Among the records below, how many lines contain "true"? State the number and nothing more.
::: Supplied data
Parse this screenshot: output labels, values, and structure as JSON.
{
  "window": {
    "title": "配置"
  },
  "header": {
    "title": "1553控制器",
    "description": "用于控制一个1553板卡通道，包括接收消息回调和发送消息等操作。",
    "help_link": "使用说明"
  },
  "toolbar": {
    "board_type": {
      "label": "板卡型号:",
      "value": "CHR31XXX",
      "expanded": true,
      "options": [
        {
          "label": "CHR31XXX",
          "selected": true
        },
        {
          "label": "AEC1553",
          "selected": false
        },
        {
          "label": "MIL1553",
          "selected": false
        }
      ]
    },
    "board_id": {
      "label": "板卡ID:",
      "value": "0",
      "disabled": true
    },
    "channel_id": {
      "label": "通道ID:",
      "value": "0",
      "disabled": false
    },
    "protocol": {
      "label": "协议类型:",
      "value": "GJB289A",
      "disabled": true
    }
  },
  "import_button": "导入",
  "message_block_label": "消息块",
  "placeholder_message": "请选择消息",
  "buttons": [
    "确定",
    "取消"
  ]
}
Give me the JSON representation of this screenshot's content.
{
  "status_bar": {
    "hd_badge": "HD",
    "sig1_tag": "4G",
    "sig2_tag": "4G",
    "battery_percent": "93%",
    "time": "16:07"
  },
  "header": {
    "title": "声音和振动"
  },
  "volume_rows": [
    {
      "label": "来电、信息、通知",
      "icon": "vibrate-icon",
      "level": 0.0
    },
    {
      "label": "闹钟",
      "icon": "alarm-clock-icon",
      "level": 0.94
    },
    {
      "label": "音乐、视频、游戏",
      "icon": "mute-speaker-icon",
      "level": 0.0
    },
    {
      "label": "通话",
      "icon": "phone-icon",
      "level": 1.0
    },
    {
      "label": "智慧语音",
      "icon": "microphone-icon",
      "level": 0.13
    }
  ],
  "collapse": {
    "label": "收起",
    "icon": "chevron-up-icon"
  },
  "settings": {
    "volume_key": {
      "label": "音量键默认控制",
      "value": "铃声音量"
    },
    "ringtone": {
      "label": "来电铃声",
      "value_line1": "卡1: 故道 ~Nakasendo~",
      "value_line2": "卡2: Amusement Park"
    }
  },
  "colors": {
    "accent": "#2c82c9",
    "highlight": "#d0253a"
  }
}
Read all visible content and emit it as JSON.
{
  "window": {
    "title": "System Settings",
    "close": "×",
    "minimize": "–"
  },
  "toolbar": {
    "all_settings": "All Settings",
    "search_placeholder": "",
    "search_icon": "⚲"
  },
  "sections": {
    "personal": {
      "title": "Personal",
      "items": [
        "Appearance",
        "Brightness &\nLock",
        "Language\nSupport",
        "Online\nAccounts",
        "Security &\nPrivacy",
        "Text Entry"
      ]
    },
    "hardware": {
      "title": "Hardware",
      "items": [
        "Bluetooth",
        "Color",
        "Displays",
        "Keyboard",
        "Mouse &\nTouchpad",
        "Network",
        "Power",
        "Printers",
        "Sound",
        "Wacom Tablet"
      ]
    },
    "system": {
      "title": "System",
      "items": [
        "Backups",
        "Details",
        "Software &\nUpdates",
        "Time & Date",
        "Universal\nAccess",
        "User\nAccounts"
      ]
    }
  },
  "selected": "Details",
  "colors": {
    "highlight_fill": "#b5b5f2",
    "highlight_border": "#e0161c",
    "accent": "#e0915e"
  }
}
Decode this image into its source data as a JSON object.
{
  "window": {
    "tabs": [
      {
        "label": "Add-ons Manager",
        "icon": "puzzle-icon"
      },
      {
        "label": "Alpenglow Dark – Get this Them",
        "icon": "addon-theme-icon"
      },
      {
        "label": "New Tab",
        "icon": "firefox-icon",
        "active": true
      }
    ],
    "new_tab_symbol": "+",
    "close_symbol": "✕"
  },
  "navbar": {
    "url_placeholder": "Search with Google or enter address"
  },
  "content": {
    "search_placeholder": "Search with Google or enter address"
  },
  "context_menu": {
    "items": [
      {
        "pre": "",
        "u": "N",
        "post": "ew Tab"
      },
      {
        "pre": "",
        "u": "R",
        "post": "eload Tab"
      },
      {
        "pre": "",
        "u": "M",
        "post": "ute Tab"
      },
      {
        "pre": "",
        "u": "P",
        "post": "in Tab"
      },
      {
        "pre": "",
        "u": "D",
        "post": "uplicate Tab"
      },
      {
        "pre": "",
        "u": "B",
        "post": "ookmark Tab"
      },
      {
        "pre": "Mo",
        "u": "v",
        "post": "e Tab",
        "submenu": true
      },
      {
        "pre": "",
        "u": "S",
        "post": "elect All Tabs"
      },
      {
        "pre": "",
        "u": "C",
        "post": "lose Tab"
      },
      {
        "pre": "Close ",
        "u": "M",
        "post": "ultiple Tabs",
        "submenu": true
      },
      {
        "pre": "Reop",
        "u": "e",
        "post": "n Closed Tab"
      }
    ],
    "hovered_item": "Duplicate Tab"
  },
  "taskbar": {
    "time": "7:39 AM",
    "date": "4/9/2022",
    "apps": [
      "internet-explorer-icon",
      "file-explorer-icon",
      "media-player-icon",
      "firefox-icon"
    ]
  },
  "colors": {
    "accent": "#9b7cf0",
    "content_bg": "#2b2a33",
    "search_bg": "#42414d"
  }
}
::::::
Result of this exercise ::
7